[Opening Source material section]

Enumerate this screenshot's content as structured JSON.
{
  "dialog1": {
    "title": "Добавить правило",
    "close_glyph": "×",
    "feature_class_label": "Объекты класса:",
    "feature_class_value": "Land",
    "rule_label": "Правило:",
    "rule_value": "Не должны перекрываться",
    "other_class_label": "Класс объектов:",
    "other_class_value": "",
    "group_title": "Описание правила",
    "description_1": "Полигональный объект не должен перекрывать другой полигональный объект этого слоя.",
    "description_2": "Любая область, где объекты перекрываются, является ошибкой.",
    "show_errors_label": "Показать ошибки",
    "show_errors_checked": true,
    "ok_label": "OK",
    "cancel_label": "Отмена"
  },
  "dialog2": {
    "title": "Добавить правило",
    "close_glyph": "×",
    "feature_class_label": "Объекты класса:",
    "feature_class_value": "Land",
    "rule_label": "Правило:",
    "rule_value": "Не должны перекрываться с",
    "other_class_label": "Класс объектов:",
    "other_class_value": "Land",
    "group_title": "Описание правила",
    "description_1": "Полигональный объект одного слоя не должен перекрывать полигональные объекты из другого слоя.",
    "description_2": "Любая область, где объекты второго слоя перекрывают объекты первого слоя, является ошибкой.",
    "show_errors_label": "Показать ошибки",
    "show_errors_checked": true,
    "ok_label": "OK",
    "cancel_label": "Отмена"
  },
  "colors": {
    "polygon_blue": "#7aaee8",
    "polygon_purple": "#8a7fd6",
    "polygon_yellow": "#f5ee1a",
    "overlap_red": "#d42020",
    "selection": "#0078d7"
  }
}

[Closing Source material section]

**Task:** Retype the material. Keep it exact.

**Output of the exercise:**
Enumerate this screenshot's content as structured JSON.
{
  "dialog1": {
    "title": "Добавить правило",
    "close_glyph": "×",
    "feature_class_label": "Объекты класса:",
    "feature_class_value": "Land",
    "rule_label": "Правило:",
    "rule_value": "Не должны перекрываться",
    "other_class_label": "Класс объектов:",
    "other_class_value": "",
    "group_title": "Описание правила",
    "description_1": "Полигональный объект не должен перекрывать другой полигональный объект этого слоя.",
    "description_2": "Любая область, где объекты перекрываются, является ошибкой.",
    "show_errors_label": "Показать ошибки",
    "show_errors_checked": true,
    "ok_label": "OK",
    "cancel_label": "Отмена"
  },
  "dialog2": {
    "title": "Добавить правило",
    "close_glyph": "×",
    "feature_class_label": "Объекты класса:",
    "feature_class_value": "Land",
    "rule_label": "Правило:",
    "rule_value": "Не должны перекрываться с",
    "other_class_label": "Класс объектов:",
    "other_class_value": "Land",
    "group_title": "Описание правила",
    "description_1": "Полигональный объект одного слоя не должен перекрывать полигональные объекты из другого слоя.",
    "description_2": "Любая область, где объекты второго слоя перекрывают объекты первого слоя, является ошибкой.",
    "show_errors_label": "Показать ошибки",
    "show_errors_checked": true,
    "ok_label": "OK",
    "cancel_label": "Отмена"
  },
  "colors": {
    "polygon_blue": "#7aaee8",
    "polygon_purple": "#8a7fd6",
    "polygon_yellow": "#f5ee1a",
    "overlap_red": "#d42020",
    "selection": "#0078d7"
  }
}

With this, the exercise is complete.